══ Material for this exercise
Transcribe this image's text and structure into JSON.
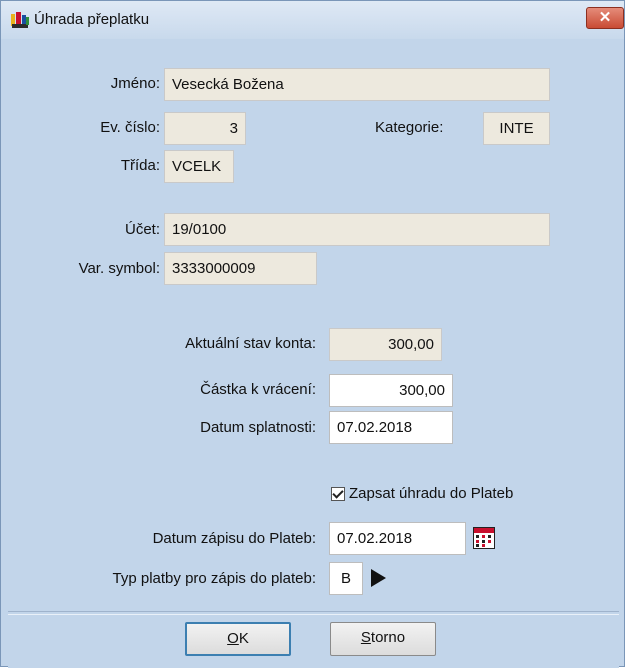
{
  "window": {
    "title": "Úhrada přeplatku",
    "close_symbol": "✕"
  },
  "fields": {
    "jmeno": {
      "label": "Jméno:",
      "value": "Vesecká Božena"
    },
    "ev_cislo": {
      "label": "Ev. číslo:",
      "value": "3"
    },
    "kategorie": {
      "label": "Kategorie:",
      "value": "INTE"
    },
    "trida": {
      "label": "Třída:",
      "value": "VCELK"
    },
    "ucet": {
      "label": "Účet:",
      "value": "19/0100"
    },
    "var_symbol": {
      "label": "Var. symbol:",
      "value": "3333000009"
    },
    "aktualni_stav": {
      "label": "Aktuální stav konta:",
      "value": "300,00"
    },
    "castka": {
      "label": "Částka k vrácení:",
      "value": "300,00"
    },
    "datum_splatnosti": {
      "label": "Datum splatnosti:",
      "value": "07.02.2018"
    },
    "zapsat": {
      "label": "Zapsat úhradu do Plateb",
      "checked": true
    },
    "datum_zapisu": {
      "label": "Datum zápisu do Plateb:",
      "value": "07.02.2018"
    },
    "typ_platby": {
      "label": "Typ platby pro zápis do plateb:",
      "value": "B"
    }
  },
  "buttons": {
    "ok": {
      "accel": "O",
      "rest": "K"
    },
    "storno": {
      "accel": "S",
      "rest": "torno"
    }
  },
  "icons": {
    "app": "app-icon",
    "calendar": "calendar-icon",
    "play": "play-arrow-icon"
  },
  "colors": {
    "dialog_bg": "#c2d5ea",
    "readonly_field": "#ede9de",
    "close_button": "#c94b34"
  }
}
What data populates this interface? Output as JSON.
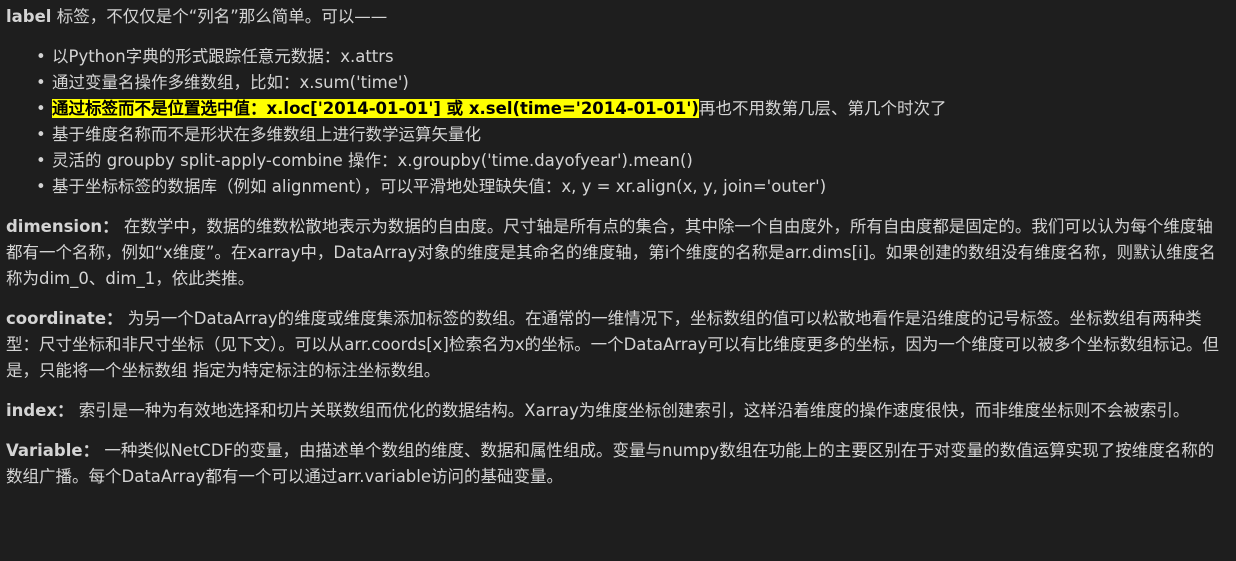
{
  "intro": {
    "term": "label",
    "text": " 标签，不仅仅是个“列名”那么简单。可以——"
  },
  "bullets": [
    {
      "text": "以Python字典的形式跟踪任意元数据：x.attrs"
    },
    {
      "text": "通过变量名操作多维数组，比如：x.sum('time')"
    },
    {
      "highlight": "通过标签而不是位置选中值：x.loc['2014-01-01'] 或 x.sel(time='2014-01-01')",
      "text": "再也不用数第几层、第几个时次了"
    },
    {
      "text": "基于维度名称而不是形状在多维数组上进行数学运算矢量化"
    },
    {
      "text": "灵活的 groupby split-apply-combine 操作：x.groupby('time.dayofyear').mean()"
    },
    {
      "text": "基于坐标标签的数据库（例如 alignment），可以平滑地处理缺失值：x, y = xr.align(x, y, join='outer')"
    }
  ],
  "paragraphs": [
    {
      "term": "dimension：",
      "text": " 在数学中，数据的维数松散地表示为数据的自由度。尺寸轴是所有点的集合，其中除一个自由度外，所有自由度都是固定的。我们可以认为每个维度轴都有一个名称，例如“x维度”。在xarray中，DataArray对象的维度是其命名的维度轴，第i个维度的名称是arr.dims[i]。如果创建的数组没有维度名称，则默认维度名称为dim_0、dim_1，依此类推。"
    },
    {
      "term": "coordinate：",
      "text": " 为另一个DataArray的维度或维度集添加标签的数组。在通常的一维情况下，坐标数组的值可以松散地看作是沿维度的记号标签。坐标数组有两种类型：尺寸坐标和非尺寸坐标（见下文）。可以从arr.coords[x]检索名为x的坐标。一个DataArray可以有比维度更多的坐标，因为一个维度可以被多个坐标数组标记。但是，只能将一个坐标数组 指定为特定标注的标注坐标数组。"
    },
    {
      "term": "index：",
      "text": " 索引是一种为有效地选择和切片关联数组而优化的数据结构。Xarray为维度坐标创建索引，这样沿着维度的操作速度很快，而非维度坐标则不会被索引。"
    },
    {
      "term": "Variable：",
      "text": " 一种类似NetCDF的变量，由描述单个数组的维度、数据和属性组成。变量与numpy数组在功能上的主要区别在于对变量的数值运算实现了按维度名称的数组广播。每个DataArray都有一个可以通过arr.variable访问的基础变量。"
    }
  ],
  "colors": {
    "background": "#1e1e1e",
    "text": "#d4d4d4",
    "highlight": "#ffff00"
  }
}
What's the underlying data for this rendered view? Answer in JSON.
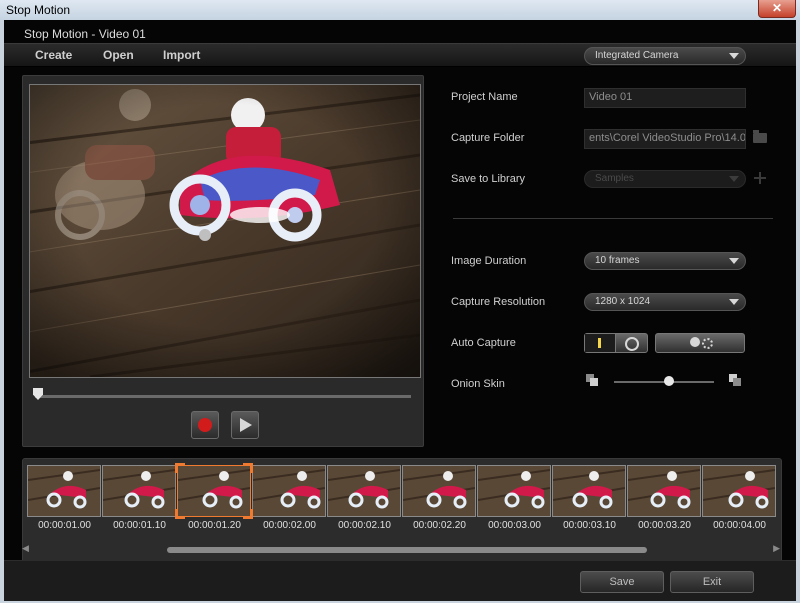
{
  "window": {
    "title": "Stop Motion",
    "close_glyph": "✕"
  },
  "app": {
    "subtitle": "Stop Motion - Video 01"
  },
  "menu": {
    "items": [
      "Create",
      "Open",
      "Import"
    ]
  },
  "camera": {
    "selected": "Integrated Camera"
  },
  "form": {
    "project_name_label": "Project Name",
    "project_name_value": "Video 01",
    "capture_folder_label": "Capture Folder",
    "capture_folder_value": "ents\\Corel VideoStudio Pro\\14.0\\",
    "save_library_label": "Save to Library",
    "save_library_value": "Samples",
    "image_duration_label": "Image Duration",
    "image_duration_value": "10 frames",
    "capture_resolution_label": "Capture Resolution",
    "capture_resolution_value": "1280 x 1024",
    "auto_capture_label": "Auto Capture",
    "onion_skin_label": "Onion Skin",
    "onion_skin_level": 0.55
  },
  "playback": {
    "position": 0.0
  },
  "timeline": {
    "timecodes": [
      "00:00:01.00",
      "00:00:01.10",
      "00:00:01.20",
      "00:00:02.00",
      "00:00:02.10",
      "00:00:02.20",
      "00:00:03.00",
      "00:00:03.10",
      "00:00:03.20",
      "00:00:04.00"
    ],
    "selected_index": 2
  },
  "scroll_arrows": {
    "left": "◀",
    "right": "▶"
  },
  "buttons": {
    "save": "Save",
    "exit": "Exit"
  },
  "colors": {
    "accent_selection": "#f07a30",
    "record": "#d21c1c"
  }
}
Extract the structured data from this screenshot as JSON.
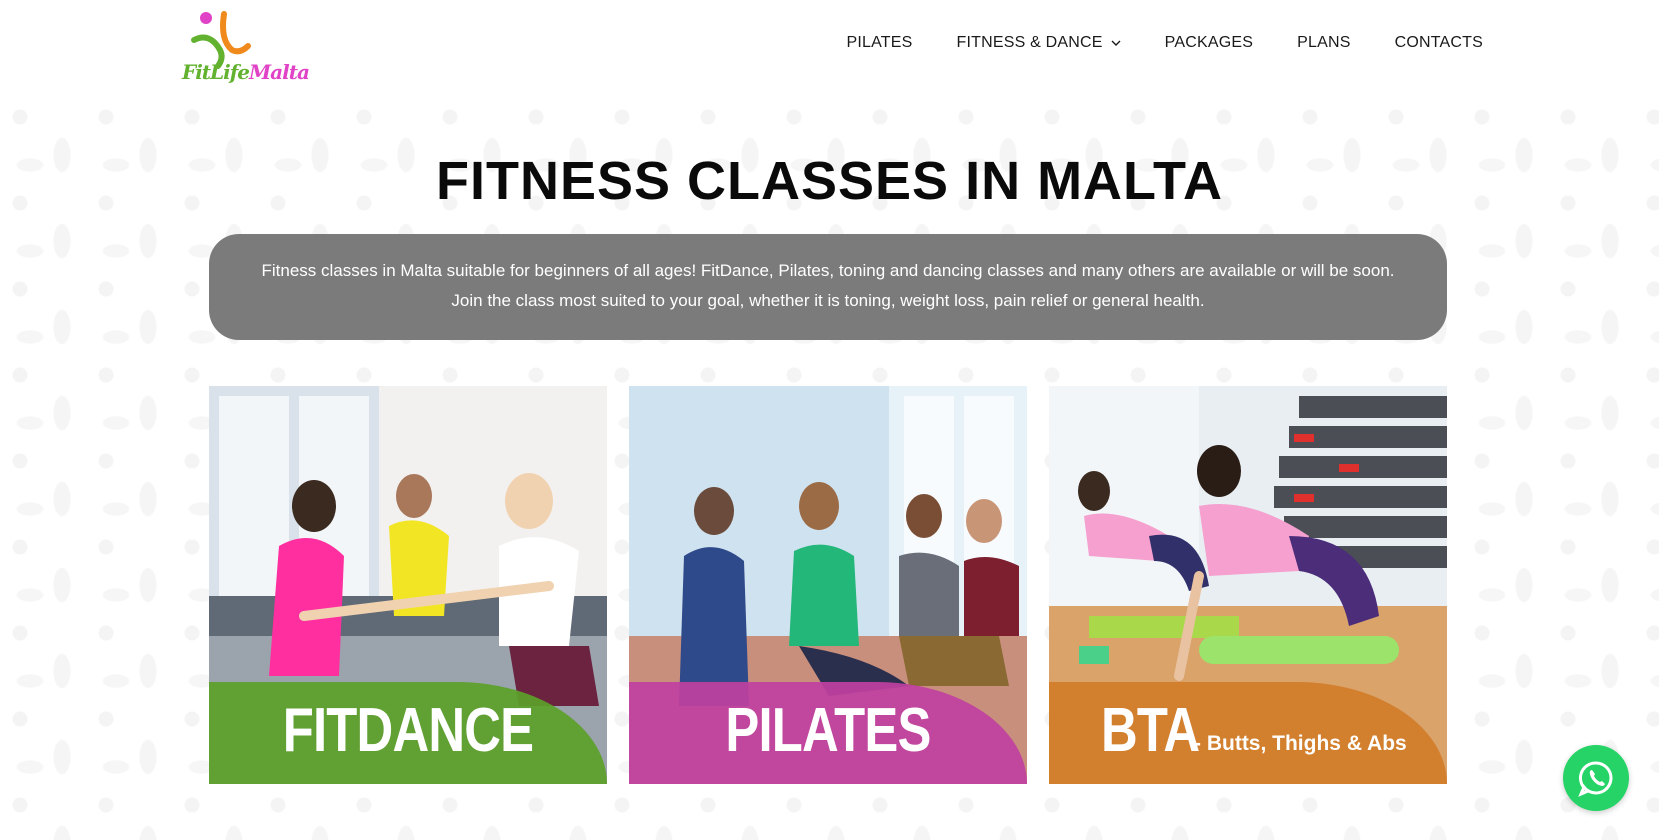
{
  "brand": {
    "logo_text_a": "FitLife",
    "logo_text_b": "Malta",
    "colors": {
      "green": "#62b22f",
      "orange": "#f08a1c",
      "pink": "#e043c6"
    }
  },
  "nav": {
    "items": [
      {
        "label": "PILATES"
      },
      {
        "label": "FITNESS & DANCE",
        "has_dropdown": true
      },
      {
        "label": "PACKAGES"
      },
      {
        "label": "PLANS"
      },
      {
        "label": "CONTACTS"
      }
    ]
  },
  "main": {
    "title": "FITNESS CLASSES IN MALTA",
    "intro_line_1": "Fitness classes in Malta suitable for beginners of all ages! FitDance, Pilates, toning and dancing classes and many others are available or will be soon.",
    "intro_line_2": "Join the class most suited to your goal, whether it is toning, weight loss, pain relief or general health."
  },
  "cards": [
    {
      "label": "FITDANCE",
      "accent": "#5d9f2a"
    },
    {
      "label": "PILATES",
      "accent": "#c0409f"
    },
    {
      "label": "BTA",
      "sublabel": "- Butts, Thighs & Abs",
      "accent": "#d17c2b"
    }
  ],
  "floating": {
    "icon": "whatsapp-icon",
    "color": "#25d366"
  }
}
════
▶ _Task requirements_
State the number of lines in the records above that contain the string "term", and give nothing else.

▶ _Result of this exercise_
5